Copy out all lines in the data below containing the string "solo".

____

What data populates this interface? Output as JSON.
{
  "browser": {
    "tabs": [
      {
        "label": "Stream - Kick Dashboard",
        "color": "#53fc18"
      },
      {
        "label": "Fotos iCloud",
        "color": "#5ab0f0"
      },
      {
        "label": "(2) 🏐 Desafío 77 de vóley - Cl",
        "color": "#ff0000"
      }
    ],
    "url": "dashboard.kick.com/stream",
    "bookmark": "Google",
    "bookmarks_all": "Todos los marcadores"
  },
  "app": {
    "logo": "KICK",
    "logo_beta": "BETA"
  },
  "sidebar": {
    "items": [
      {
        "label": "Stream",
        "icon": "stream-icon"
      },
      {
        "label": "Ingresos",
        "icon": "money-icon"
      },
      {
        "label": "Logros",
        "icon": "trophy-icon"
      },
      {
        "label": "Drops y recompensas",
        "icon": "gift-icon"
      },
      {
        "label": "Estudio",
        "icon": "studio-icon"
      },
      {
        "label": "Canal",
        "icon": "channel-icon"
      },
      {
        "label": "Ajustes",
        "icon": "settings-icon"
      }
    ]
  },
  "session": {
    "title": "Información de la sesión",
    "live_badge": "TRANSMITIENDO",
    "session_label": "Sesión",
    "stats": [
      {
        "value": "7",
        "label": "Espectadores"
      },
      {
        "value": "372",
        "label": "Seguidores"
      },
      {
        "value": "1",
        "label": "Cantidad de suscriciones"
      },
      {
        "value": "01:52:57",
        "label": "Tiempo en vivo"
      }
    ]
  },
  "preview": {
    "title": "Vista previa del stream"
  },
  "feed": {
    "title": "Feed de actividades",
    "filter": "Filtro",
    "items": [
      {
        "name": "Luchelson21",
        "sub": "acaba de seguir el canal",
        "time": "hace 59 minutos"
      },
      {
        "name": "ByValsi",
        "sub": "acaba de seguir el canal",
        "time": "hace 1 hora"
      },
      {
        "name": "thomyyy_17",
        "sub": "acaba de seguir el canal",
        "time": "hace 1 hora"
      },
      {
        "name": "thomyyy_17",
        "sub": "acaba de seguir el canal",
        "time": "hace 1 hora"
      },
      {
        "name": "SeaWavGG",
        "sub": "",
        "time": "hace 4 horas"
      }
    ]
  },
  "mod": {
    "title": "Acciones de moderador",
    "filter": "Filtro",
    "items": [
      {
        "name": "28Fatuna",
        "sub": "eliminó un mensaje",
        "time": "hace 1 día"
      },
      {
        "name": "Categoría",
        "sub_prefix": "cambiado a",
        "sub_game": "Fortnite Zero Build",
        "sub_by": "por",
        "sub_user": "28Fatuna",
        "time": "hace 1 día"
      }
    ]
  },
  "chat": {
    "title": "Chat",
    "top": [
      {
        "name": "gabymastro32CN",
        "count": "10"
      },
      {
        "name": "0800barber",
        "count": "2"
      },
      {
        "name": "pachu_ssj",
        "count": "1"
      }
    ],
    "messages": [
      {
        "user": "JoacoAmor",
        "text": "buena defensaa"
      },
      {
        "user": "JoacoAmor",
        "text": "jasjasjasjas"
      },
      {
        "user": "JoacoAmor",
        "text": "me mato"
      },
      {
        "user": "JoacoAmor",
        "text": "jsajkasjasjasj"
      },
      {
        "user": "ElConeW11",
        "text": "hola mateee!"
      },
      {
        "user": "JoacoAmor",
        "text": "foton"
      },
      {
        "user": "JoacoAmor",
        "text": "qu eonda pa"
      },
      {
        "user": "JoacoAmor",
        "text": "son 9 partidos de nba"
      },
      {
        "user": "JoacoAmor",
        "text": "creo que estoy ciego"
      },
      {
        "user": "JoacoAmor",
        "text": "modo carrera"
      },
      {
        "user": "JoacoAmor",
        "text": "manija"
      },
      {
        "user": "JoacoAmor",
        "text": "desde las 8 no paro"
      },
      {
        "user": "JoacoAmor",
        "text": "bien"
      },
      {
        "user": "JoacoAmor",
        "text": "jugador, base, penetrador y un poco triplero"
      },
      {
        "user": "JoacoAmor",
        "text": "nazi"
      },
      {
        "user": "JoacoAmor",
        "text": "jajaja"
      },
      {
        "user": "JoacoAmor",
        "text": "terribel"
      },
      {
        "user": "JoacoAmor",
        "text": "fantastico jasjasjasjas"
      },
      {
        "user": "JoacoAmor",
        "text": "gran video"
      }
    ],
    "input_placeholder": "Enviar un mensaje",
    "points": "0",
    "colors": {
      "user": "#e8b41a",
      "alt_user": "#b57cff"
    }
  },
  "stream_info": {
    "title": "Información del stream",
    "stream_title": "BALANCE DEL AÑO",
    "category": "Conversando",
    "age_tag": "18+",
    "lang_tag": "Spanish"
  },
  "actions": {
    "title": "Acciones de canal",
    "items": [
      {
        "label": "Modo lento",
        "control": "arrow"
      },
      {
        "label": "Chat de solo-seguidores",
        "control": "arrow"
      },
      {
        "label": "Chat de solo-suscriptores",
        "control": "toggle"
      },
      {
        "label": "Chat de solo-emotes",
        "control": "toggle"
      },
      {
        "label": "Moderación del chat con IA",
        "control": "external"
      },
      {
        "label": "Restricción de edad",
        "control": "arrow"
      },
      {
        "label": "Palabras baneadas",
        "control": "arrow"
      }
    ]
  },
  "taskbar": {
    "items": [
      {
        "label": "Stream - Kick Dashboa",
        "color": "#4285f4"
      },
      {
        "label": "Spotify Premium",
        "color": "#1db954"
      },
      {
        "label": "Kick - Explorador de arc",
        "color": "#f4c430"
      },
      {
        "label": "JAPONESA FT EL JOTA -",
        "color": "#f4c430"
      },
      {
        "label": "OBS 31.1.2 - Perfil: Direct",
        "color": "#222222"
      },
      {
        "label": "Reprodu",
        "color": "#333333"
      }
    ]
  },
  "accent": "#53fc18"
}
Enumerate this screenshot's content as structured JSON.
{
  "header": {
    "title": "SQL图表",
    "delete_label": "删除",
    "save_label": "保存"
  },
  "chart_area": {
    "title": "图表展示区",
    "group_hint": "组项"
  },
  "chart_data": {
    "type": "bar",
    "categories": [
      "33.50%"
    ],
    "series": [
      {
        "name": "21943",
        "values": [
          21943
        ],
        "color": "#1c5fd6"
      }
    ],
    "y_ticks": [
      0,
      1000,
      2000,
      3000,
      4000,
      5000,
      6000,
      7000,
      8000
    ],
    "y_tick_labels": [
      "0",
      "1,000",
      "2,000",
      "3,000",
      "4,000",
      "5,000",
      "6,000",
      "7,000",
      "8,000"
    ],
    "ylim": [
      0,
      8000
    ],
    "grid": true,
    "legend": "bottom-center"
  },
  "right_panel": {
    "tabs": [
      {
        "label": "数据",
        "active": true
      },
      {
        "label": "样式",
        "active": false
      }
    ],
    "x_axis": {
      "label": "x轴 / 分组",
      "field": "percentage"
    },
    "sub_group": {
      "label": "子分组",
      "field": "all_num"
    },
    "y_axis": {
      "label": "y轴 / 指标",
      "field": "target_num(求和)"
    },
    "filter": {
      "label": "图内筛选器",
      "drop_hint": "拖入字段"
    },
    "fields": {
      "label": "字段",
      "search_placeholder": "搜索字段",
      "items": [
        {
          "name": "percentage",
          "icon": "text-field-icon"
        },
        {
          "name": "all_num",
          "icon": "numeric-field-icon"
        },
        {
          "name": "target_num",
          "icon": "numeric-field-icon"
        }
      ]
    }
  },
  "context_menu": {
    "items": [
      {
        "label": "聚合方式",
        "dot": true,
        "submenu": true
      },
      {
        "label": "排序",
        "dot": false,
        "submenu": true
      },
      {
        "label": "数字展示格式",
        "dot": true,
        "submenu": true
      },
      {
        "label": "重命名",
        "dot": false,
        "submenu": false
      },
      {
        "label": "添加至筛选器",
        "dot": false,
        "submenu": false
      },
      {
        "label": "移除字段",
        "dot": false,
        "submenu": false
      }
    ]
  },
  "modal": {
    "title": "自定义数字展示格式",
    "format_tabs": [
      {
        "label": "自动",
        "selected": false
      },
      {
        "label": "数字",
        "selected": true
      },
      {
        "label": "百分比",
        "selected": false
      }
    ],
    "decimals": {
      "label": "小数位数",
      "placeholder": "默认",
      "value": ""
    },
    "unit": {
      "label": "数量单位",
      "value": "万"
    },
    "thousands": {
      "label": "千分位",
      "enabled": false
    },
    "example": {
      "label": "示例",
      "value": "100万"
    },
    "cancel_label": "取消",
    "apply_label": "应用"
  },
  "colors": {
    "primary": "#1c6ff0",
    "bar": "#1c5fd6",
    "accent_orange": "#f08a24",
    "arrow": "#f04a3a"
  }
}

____

RESPONSE TO THIS TASK
        "label": "Chat de solo-seguidores",
        "label": "Chat de solo-suscriptores",
        "label": "Chat de solo-emotes",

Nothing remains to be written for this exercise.